▸ Problem description
Take every line from the records below that includes the word "Trooper".

▸ Records

________________________

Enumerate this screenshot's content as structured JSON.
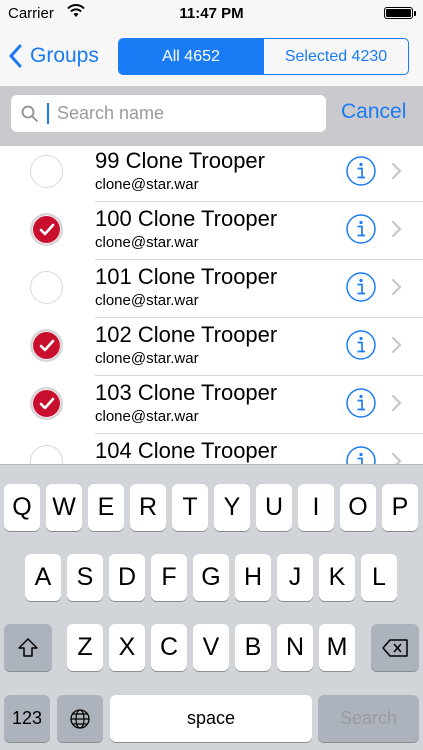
{
  "status_bar": {
    "carrier": "Carrier",
    "time": "11:47 PM"
  },
  "nav": {
    "back_label": "Groups",
    "segments": [
      {
        "label": "All 4652",
        "active": true
      },
      {
        "label": "Selected 4230",
        "active": false
      }
    ]
  },
  "search": {
    "placeholder": "Search name",
    "cancel_label": "Cancel"
  },
  "contacts": [
    {
      "name": "99 Clone Trooper",
      "email": "clone@star.war",
      "selected": false
    },
    {
      "name": "100 Clone Trooper",
      "email": "clone@star.war",
      "selected": true
    },
    {
      "name": "101 Clone Trooper",
      "email": "clone@star.war",
      "selected": false
    },
    {
      "name": "102 Clone Trooper",
      "email": "clone@star.war",
      "selected": true
    },
    {
      "name": "103 Clone Trooper",
      "email": "clone@star.war",
      "selected": true
    },
    {
      "name": "104 Clone Trooper",
      "email": "",
      "selected": false
    }
  ],
  "keyboard": {
    "row1": [
      "Q",
      "W",
      "E",
      "R",
      "T",
      "Y",
      "U",
      "I",
      "O",
      "P"
    ],
    "row2": [
      "A",
      "S",
      "D",
      "F",
      "G",
      "H",
      "J",
      "K",
      "L"
    ],
    "row3": [
      "Z",
      "X",
      "C",
      "V",
      "B",
      "N",
      "M"
    ],
    "numbers_label": "123",
    "space_label": "space",
    "search_label": "Search"
  },
  "colors": {
    "accent": "#1a7cf5",
    "checkmark": "#c8102e",
    "search_bar_bg": "#c9c9ce",
    "keyboard_bg": "#d1d4d9"
  }
}
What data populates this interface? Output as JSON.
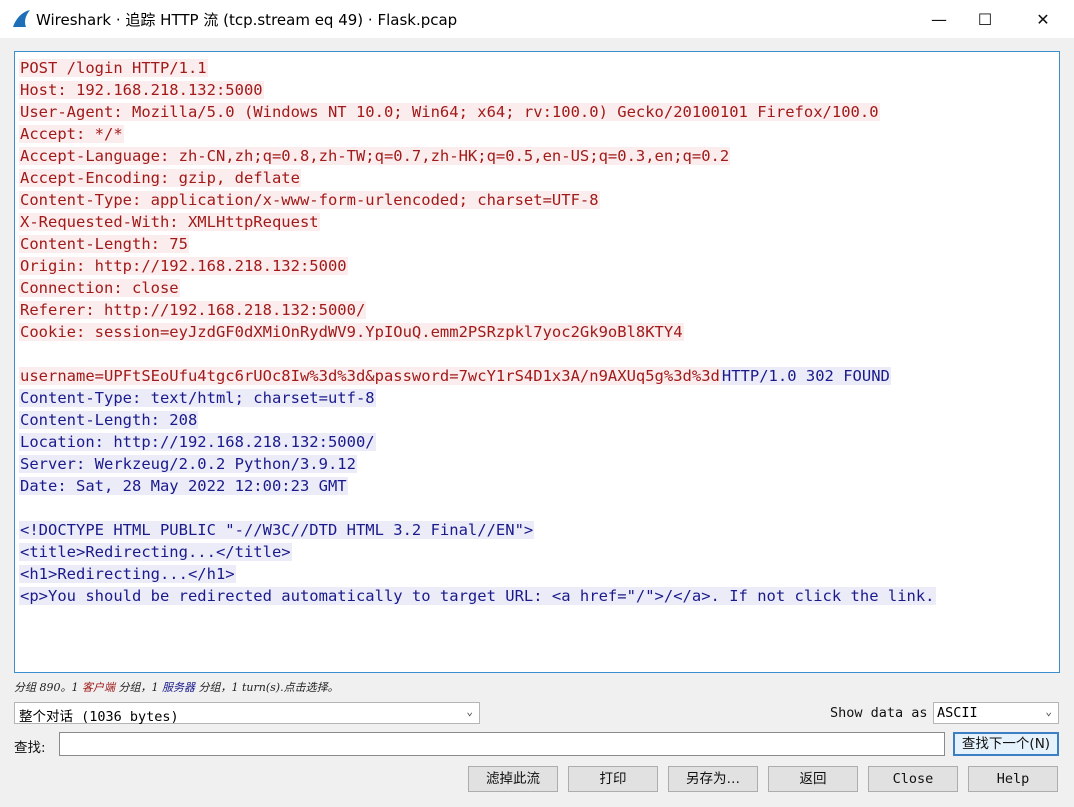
{
  "window": {
    "title": "Wireshark · 追踪 HTTP 流 (tcp.stream eq 49) · Flask.pcap",
    "minimize_glyph": "—",
    "maximize_glyph": "☐",
    "close_glyph": "✕",
    "icon": "wireshark-fin-icon"
  },
  "stream": {
    "lines": [
      {
        "dir": "client",
        "text": "POST /login HTTP/1.1"
      },
      {
        "dir": "client",
        "text": "Host: 192.168.218.132:5000"
      },
      {
        "dir": "client",
        "text": "User-Agent: Mozilla/5.0 (Windows NT 10.0; Win64; x64; rv:100.0) Gecko/20100101 Firefox/100.0"
      },
      {
        "dir": "client",
        "text": "Accept: */*"
      },
      {
        "dir": "client",
        "text": "Accept-Language: zh-CN,zh;q=0.8,zh-TW;q=0.7,zh-HK;q=0.5,en-US;q=0.3,en;q=0.2"
      },
      {
        "dir": "client",
        "text": "Accept-Encoding: gzip, deflate"
      },
      {
        "dir": "client",
        "text": "Content-Type: application/x-www-form-urlencoded; charset=UTF-8"
      },
      {
        "dir": "client",
        "text": "X-Requested-With: XMLHttpRequest"
      },
      {
        "dir": "client",
        "text": "Content-Length: 75"
      },
      {
        "dir": "client",
        "text": "Origin: http://192.168.218.132:5000"
      },
      {
        "dir": "client",
        "text": "Connection: close"
      },
      {
        "dir": "client",
        "text": "Referer: http://192.168.218.132:5000/"
      },
      {
        "dir": "client",
        "text": "Cookie: session=eyJzdGF0dXMiOnRydWV9.YpIOuQ.emm2PSRzpkl7yoc2Gk9oBl8KTY4"
      },
      {
        "dir": "blank",
        "text": ""
      },
      {
        "dir": "mixed",
        "client_text": "username=UPFtSEoUfu4tgc6rUOc8Iw%3d%3d&password=7wcY1rS4D1x3A/n9AXUq5g%3d%3d",
        "server_text": "HTTP/1.0 302 FOUND"
      },
      {
        "dir": "server",
        "text": "Content-Type: text/html; charset=utf-8"
      },
      {
        "dir": "server",
        "text": "Content-Length: 208"
      },
      {
        "dir": "server",
        "text": "Location: http://192.168.218.132:5000/"
      },
      {
        "dir": "server",
        "text": "Server: Werkzeug/2.0.2 Python/3.9.12"
      },
      {
        "dir": "server",
        "text": "Date: Sat, 28 May 2022 12:00:23 GMT"
      },
      {
        "dir": "blank",
        "text": ""
      },
      {
        "dir": "server",
        "text": "<!DOCTYPE HTML PUBLIC \"-//W3C//DTD HTML 3.2 Final//EN\">"
      },
      {
        "dir": "server",
        "text": "<title>Redirecting...</title>"
      },
      {
        "dir": "server",
        "text": "<h1>Redirecting...</h1>"
      },
      {
        "dir": "server",
        "text": "<p>You should be redirected automatically to target URL: <a href=\"/\">/</a>. If not click the link."
      }
    ]
  },
  "status": {
    "prefix": "分组 890。1 ",
    "client_word": "客户端",
    "middle": " 分组，1 ",
    "server_word": "服务器",
    "suffix": " 分组，1 turn(s).点击选择。"
  },
  "conversation_select": {
    "value": "整个对话 (1036 bytes)",
    "arrow": "⌄"
  },
  "show_data": {
    "label": "Show data as",
    "value": "ASCII",
    "arrow": "⌄"
  },
  "find": {
    "label": "查找:",
    "value": "",
    "next_button": "查找下一个(N)"
  },
  "buttons": {
    "filter_out": "滤掉此流",
    "print": "打印",
    "save_as": "另存为…",
    "back": "返回",
    "close": "Close",
    "help": "Help"
  },
  "colors": {
    "client_fg": "#a11a1a",
    "client_bg": "#fbeded",
    "server_fg": "#1a1a8c",
    "server_bg": "#ececf8",
    "accent": "#3b8fcf"
  }
}
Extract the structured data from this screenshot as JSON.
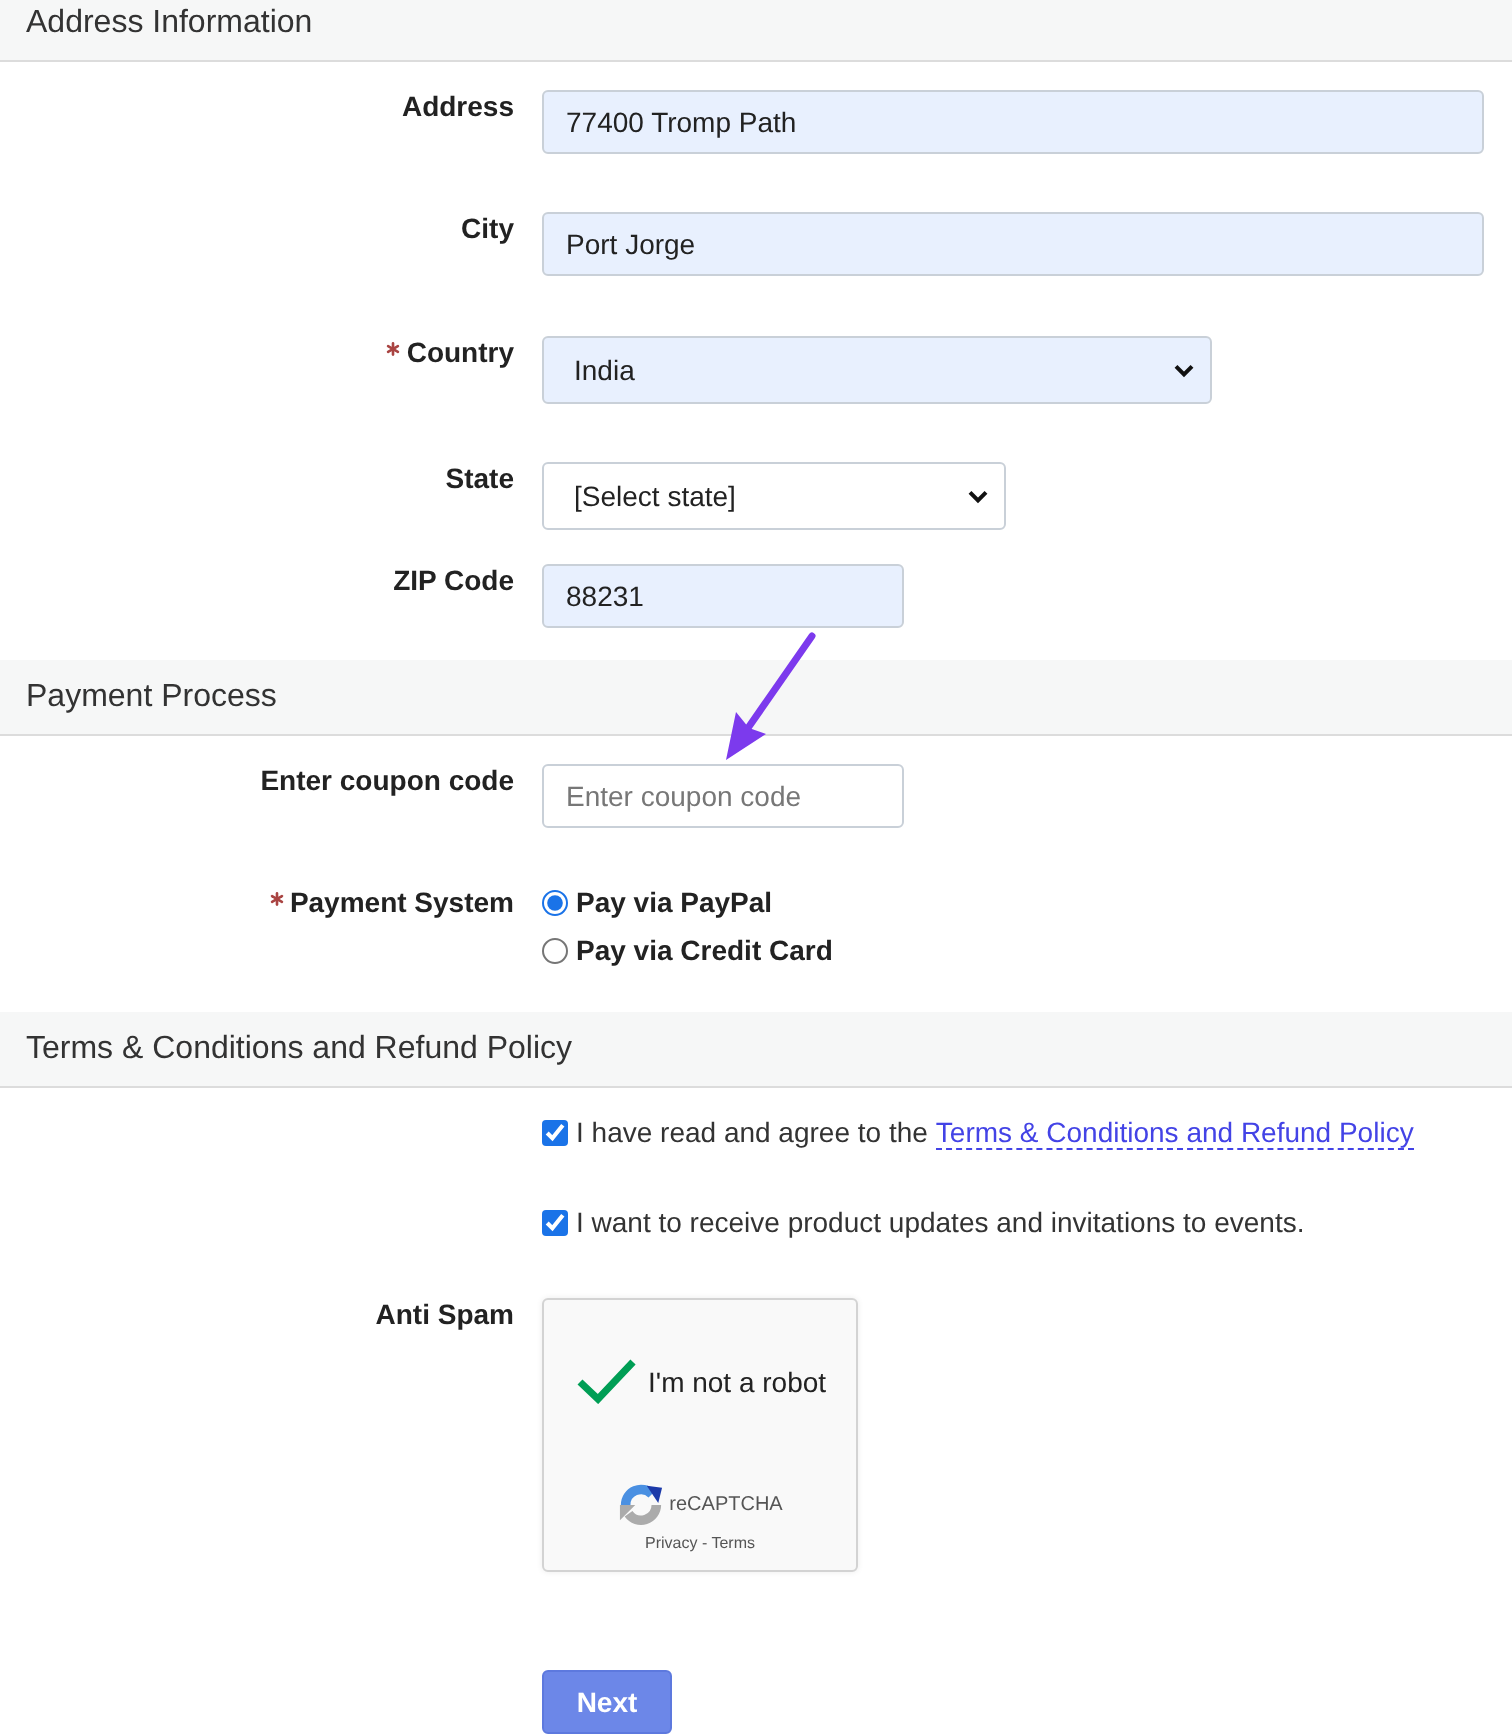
{
  "sections": [
    {
      "title": "Address Information",
      "rows": [
        {
          "kind": "text",
          "label": "Address",
          "required": false,
          "value": "77400 Tromp Path",
          "autofilled": true
        },
        {
          "kind": "text",
          "label": "City",
          "required": false,
          "value": "Port Jorge",
          "autofilled": true
        },
        {
          "kind": "select",
          "label": "Country",
          "required": true,
          "value": "India",
          "autofilled": true
        },
        {
          "kind": "select",
          "label": "State",
          "required": false,
          "value": "[Select state]",
          "autofilled": false
        },
        {
          "kind": "text",
          "label": "ZIP Code",
          "required": false,
          "value": "88231",
          "autofilled": true
        }
      ]
    },
    {
      "title": "Payment Process",
      "rows": [
        {
          "kind": "text",
          "label": "Enter coupon code",
          "required": false,
          "placeholder": "Enter coupon code",
          "autofilled": false
        },
        {
          "kind": "radio",
          "label": "Payment System",
          "required": true,
          "options": [
            {
              "label": "Pay via PayPal",
              "selected": true
            },
            {
              "label": "Pay via Credit Card",
              "selected": false
            }
          ]
        }
      ]
    },
    {
      "title": "Terms & Conditions and Refund Policy",
      "rows": [
        {
          "kind": "checkbox",
          "text": "I have read and agree to the",
          "link": "Terms & Conditions and Refund Policy",
          "checked": true
        },
        {
          "kind": "checkbox",
          "text": "I want to receive product updates and invitations to events.",
          "checked": true
        },
        {
          "kind": "captcha",
          "label": "Anti Spam",
          "required": false,
          "checked": true,
          "text": "I'm not a robot",
          "brand": "reCAPTCHA",
          "footer": "Privacy - Terms"
        }
      ]
    }
  ],
  "next_button": {
    "label": "Next"
  }
}
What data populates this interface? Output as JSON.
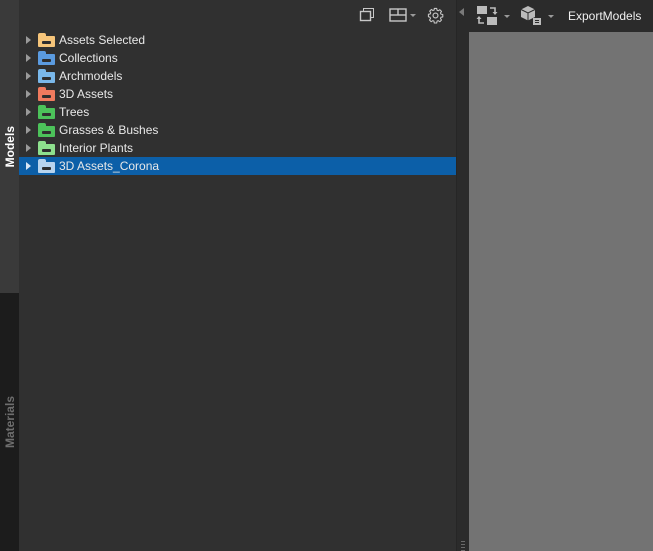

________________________

▸ Response to the exercise
      "name": "99 Clone Trooper",
      "name": "100 Clone Trooper",
      "name": "101 Clone Trooper",
      "name": "102 Clone Trooper",
      "name": "103 Clone Trooper",
      "name": "104 Clone Trooper",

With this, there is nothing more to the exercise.